Atul Kochhar launches Chef Season 2017
Twice decorated Michelin-starred Chef Atul Kochhar has announced the start of his 2017 Chef Season in which he will welcome a list of fellow chefs into the kitchens of Sindhu and Indian Essence.
Once a month diners will experience a collaborative six-course Tasting Menu created by Atul and some of the most celebrated names in the culinary world.
Each chef will present three dishes alongside Chef Kochhar’s three that will promise to delight the palate and awaken the senses of guests.
Commenting on the specially curated season, chef Kochhar said: “I am excited to welcome such a variety of talented chefs. The mix of skill, passion and creativity is outstanding. Here are chefs who, like me, promote and encourage seasonal British ingredients as well as Indian, Italian and South Asian. It’s important for me to adapt and adopt – cultures, cuisines, ingredients, everything. To bring diverse cultures closer, this is what food is about and these chefs understand and demonstrate these same important principles. So let’s get cooking!”
Chef Season Diary
When: 26th April at Sindhu Restaurant and 27th April at Indian Essence
Jane Devonshire comes from a family of cooks and her talent, skill and energy for food was demonstrated when she won the MasterChef title in 2016. From a very young age her passion for food was evident and it was this drive and determination that caught the eye of John Torode and Greg Wallace. Janes’ passion for food thrives as she continues her extraordinary culinary journey creating fuss-free recipes and delicious meals for the home cook.
She said: “I’ve had a life-long passion for food but appearing on MasterChef meant stepping out of my comfort zone. Food is an absolutely solid and integral part of my family life, both growing up and now. It represents so much more for me than just food; it’s family and friends – the best times are always when good food, family and friends surround you.”

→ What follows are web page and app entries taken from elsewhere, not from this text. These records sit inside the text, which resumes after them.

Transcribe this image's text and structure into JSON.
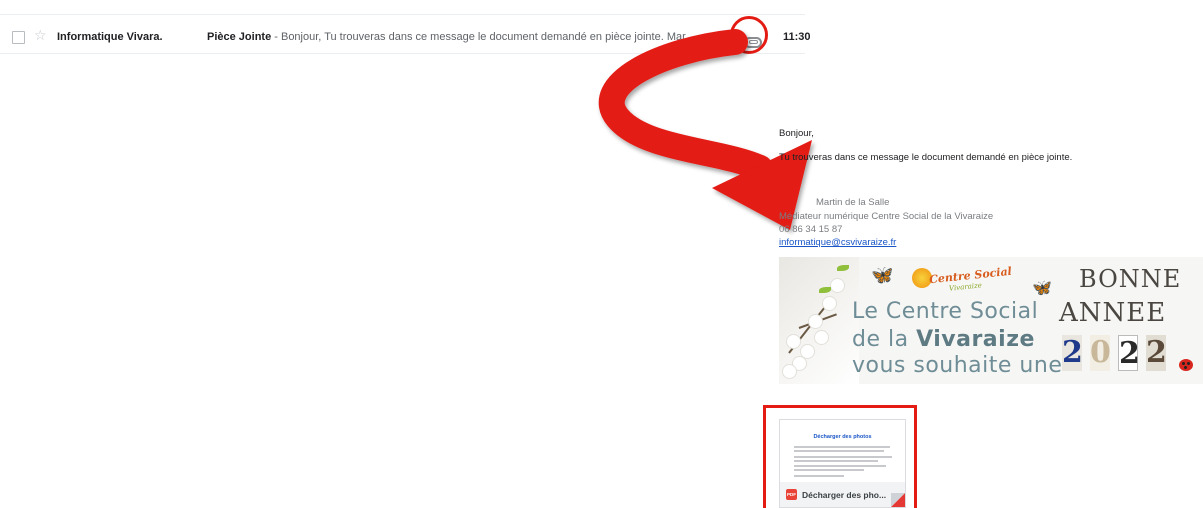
{
  "email_row": {
    "sender": "Informatique Vivara.",
    "subject": "Pièce Jointe",
    "snippet": " - Bonjour, Tu trouveras dans ce message le document demandé en pièce jointe. Mar...",
    "time": "11:30",
    "attachment_icon": "paperclip-icon"
  },
  "email_body": {
    "greeting": "Bonjour,",
    "message": "Tu trouveras dans ce message le document demandé en pièce jointe.",
    "signature_name": "Martin de la Salle",
    "signature_role": "Médiateur numérique Centre Social de la Vivaraize",
    "signature_phone": "06 86 34 15 87",
    "signature_email": "informatique@csvivaraize.fr"
  },
  "banner": {
    "logo_text": "Centre Social",
    "logo_sub": "Vivaraize",
    "line1": "Le Centre Social",
    "line2_prefix": "de la ",
    "line2_bold": "Vivaraize",
    "line3": "vous souhaite une",
    "greet1": "BONNE",
    "greet2": "ANNEE",
    "year_digits": [
      "2",
      "0",
      "2",
      "2"
    ]
  },
  "attachment": {
    "doc_title": "Décharger des photos",
    "type_badge": "PDF",
    "name": "Décharger des pho..."
  },
  "colors": {
    "highlight": "#e41b13",
    "link": "#1a56c7"
  }
}
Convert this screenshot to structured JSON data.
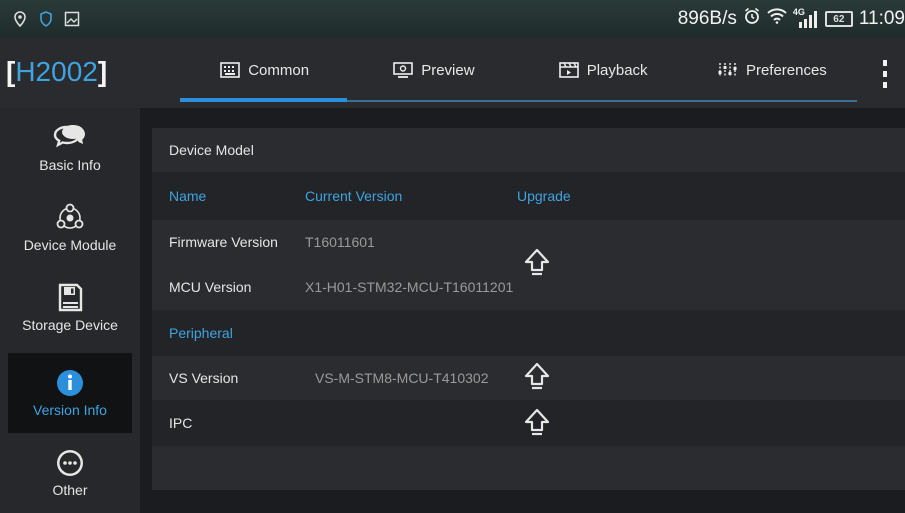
{
  "status_bar": {
    "net_speed": "896B/s",
    "network": "4G",
    "battery": "62",
    "time": "11:09",
    "icons": [
      "location-icon",
      "shield-icon",
      "image-icon",
      "alarm-icon",
      "wifi-icon",
      "signal-icon",
      "battery-icon"
    ]
  },
  "header": {
    "brand_open": "[",
    "brand_name": "H2002",
    "brand_close": "]",
    "tabs": [
      {
        "label": "Common",
        "icon": "keyboard-icon",
        "active": true
      },
      {
        "label": "Preview",
        "icon": "monitor-icon",
        "active": false
      },
      {
        "label": "Playback",
        "icon": "film-icon",
        "active": false
      },
      {
        "label": "Preferences",
        "icon": "sliders-icon",
        "active": false
      }
    ],
    "menu_icon": "kebab-menu-icon"
  },
  "sidebar": {
    "items": [
      {
        "label": "Basic Info",
        "icon": "chat-bubbles-icon",
        "active": false
      },
      {
        "label": "Device Module",
        "icon": "modules-icon",
        "active": false
      },
      {
        "label": "Storage Device",
        "icon": "floppy-disk-icon",
        "active": false
      },
      {
        "label": "Version Info",
        "icon": "info-icon",
        "active": true
      },
      {
        "label": "Other",
        "icon": "more-icon",
        "active": false
      }
    ]
  },
  "content": {
    "section_title": "Device Model",
    "columns": {
      "name": "Name",
      "version": "Current Version",
      "upgrade": "Upgrade"
    },
    "main_rows": [
      {
        "name": "Firmware Version",
        "version": "T16011601"
      },
      {
        "name": "MCU Version",
        "version": "X1-H01-STM32-MCU-T16011201"
      }
    ],
    "peripheral_title": "Peripheral",
    "peripheral_rows": [
      {
        "name": "VS  Version",
        "version": "VS-M-STM8-MCU-T410302"
      },
      {
        "name": "IPC",
        "version": ""
      }
    ],
    "upgrade_icon": "upload-arrow-icon"
  },
  "colors": {
    "accent": "#2c8fdc",
    "accent_text": "#3fa3e0",
    "background": "#1b1c1f",
    "status_bar": "#243332"
  }
}
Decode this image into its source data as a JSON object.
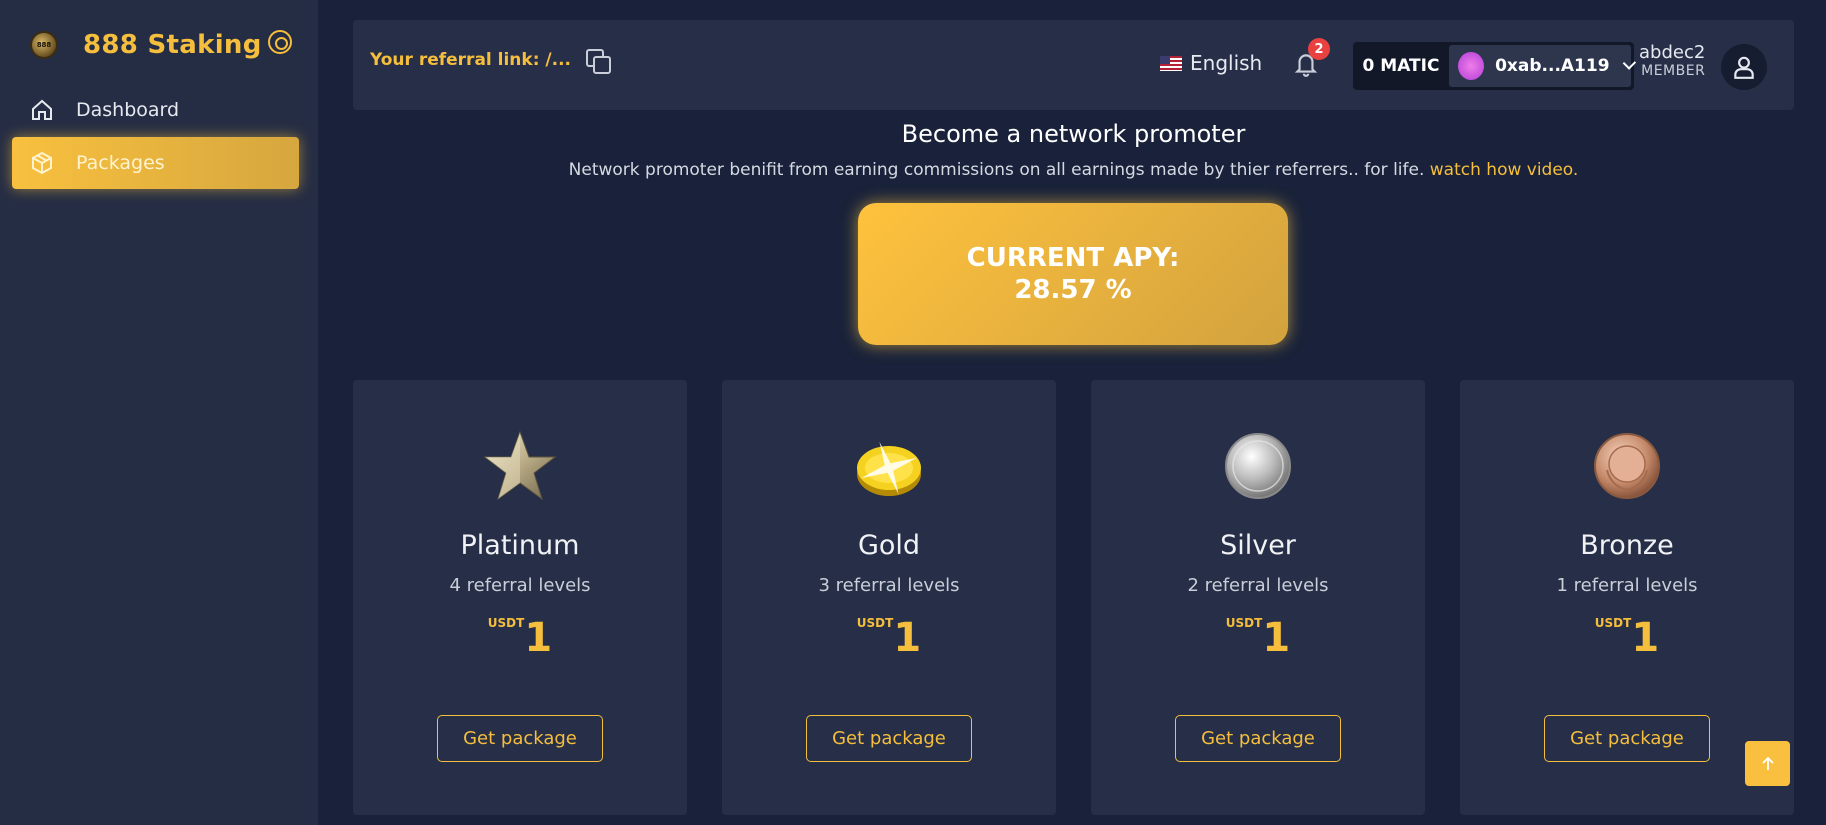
{
  "sidebar": {
    "brand": "888 Staking",
    "logo_text": "888",
    "items": [
      {
        "label": "Dashboard",
        "icon": "home-icon",
        "active": false
      },
      {
        "label": "Packages",
        "icon": "package-icon",
        "active": true
      }
    ]
  },
  "header": {
    "referral_label": "Your referral link: /...",
    "language": "English",
    "notification_count": "2",
    "balance": "0 MATIC",
    "address": "0xab...A119",
    "username": "abdec2",
    "role": "MEMBER"
  },
  "promo": {
    "title": "Become a network promoter",
    "text": "Network promoter benifit from earning commissions on all earnings made by thier referrers.. for life.",
    "link": "watch how video."
  },
  "apy": {
    "label": "CURRENT APY:",
    "value": "28.57 %"
  },
  "packages": [
    {
      "name": "Platinum",
      "levels": "4 referral levels",
      "currency": "USDT",
      "amount": "1",
      "button": "Get package",
      "icon": "star-icon"
    },
    {
      "name": "Gold",
      "levels": "3 referral levels",
      "currency": "USDT",
      "amount": "1",
      "button": "Get package",
      "icon": "gold-coin-icon"
    },
    {
      "name": "Silver",
      "levels": "2 referral levels",
      "currency": "USDT",
      "amount": "1",
      "button": "Get package",
      "icon": "silver-coin-icon"
    },
    {
      "name": "Bronze",
      "levels": "1 referral levels",
      "currency": "USDT",
      "amount": "1",
      "button": "Get package",
      "icon": "bronze-medal-icon"
    }
  ],
  "colors": {
    "accent": "#f5be3d",
    "background": "#19223a",
    "panel": "#262f47",
    "badge": "#e8413f"
  }
}
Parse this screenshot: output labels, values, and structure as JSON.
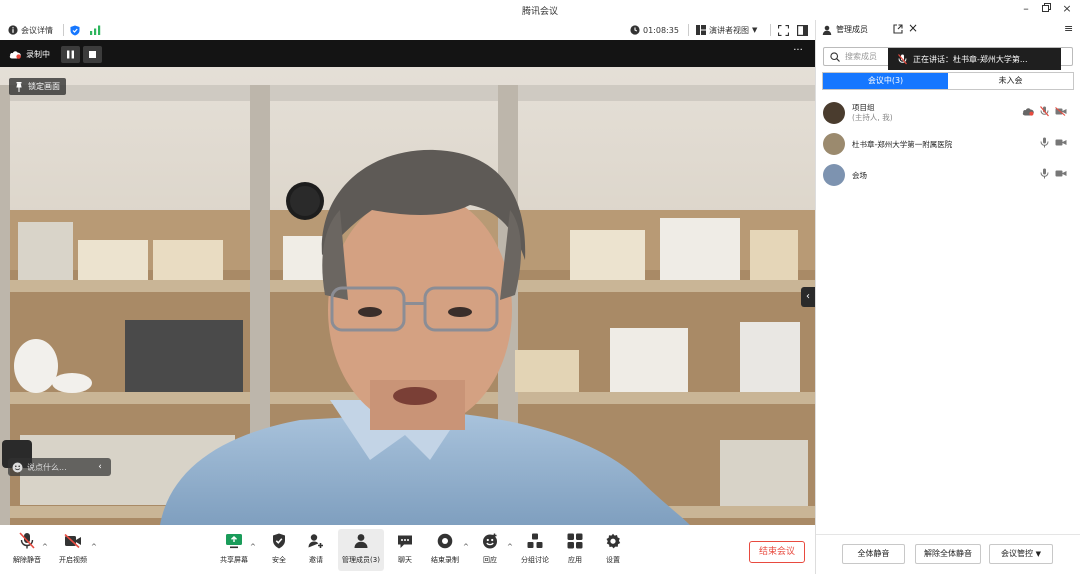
{
  "window": {
    "title": "腾讯会议"
  },
  "toolbar": {
    "meeting_info": "会议详情",
    "timer": "01:08:35",
    "view_mode": "演讲者视图"
  },
  "video": {
    "recording_label": "录制中",
    "lock_label": "锁定画面",
    "chat_placeholder": "说点什么..."
  },
  "bottombar": {
    "items": [
      {
        "label": "解除静音"
      },
      {
        "label": "开启视频"
      },
      {
        "label": "共享屏幕"
      },
      {
        "label": "安全"
      },
      {
        "label": "邀请"
      },
      {
        "label": "管理成员(3)"
      },
      {
        "label": "聊天"
      },
      {
        "label": "结束录制"
      },
      {
        "label": "回应"
      },
      {
        "label": "分组讨论"
      },
      {
        "label": "应用"
      },
      {
        "label": "设置"
      }
    ],
    "end_meeting": "结束会议"
  },
  "panel": {
    "title": "管理成员",
    "search_placeholder": "搜索成员",
    "speaking": "正在讲话：杜书章-郑州大学第...",
    "tabs": [
      {
        "label": "会议中(3)",
        "active": true
      },
      {
        "label": "未入会",
        "active": false
      }
    ],
    "members": [
      {
        "name": "项目组",
        "sub": "(主持人, 我)"
      },
      {
        "name": "杜书章-郑州大学第一附属医院",
        "sub": ""
      },
      {
        "name": "会场",
        "sub": ""
      }
    ],
    "footer": {
      "mute_all": "全体静音",
      "unmute_all": "解除全体静音",
      "meeting_control": "会议管控"
    }
  },
  "colors": {
    "accent": "#1677ff",
    "danger": "#e84a3f",
    "signal": "#2db55d"
  }
}
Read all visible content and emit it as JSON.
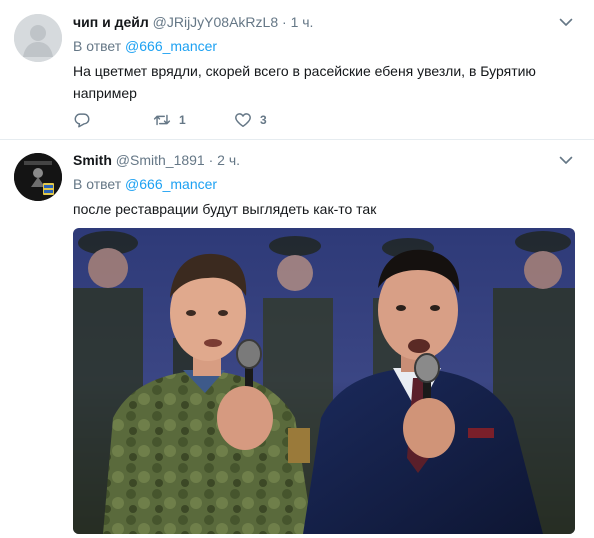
{
  "tweets": [
    {
      "name": "чип и дейл",
      "handle": "@JRijJyY08AkRzL8",
      "dot": "·",
      "time": "1 ч.",
      "reply_prefix": "В ответ",
      "reply_handle": "@666_mancer",
      "text": "На цветмет врядли, скорей всего в расейские ебеня увезли, в Бурятию например",
      "retweet_count": "1",
      "like_count": "3",
      "avatar_icon": "default-avatar-icon"
    },
    {
      "name": "Smith",
      "handle": "@Smith_1891",
      "dot": "·",
      "time": "2 ч.",
      "reply_prefix": "В ответ",
      "reply_handle": "@666_mancer",
      "text": "после реставрации будут выглядеть как-то так",
      "media": "photo of two men singing into microphones on a stage, a choir in military uniforms behind them"
    }
  ],
  "colors": {
    "link": "#1da1f2",
    "secondary": "#657786",
    "divider": "#e6ecf0"
  },
  "icons": [
    "reply-icon",
    "retweet-icon",
    "like-icon",
    "chevron-down-icon"
  ]
}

Dominic Chapman from The Beehive Pub & Restaurant
When: 9th May at Sindhu Restaurant
As a self-confessed traveller at heart Dominic Chapman has a love of world cuisine, with Indian food holding particular significance. Every year the chef travels to India and spends two weeks cooking in the kitchen of an existing restaurant. Once head chef for Heston Blumenthal, Chapman has a less molecular style than his former mentor, instead serving up beautifully prepared, comforting dishes made with quality local ingredients. He won a Michelin-star at The Royal Oak in Maidenhead before becoming chef proprietor at The Beehive in White Waltham. With his love and appreciation for Indian cooking, Chapman was a natural selection to join chef Kochhar for Chef Season.
He said: “I use traditional cooking methods to create seasonal and delicious dishes. I’m passionate about seasonal ingredients cooked simply. British ingredients where possible, but I don’t want to be restricted by them.”
Cyrus Todiwala of Café Spice Namasté and Mr Todiwala’s Kitchen
When: 29th June at Sindhu
Cyrus Todiwala is a chef, restaurateur, author and TV personality. The Bombay-born Parsee chef is recognised for his hallmark style of blending traditional Indian culinary techniques and flavours with more unexpected ingredients, as well as his hand-made line of pickles and chutneys (Mr Todiwala’s Splendidly Spicy and Deliciously Hot Pickles and Chutneys) which are food festival favourites. He is Proprietor and Executive Chef of Café Spice Namasté and Mr Todiwala’s Kitchen in London and is known for his innovative and fresh approach to Indian Cuisine.
He said: “I always think to myself ‘How can I do something different this time?’, that’s how you can create something completing out of the ordinary. The best inspiration comes through trying new things.”
Romy Gill of Romy’s Kitchen
When: 20th July at Sindhu – 21st at Indian Essence
Romy is one of the rare female Indian chefs in the UK who cooks, teaches and promotes the Slow Food movement. Her cooking combines the traditional flavours and spices of India with the new ingredients she was introduced to when arriving in the UK, such as gurnard, apples, cabbage and poppy seeds. Her cooking style differs from most Indian restaurants and avoids the use of unnatural food colourings. In 2016 Romy was awarded an MBE in the Queen’s Birthday Honours List for her services to the hospitality industry, being one of a few female Indian chefs in the UK to both own her own restaurant and run the kitchen.
She said: “Indian food doesn’t have to be bad for you! It’s easy to accentuate it with spicing and powerful flavours, without excessive amounts of fat or sugar. I’m still enjoying all the same dishes I used to, but have modified my ingredients and methods, deconstructing Indian cuisine to suit my needs.”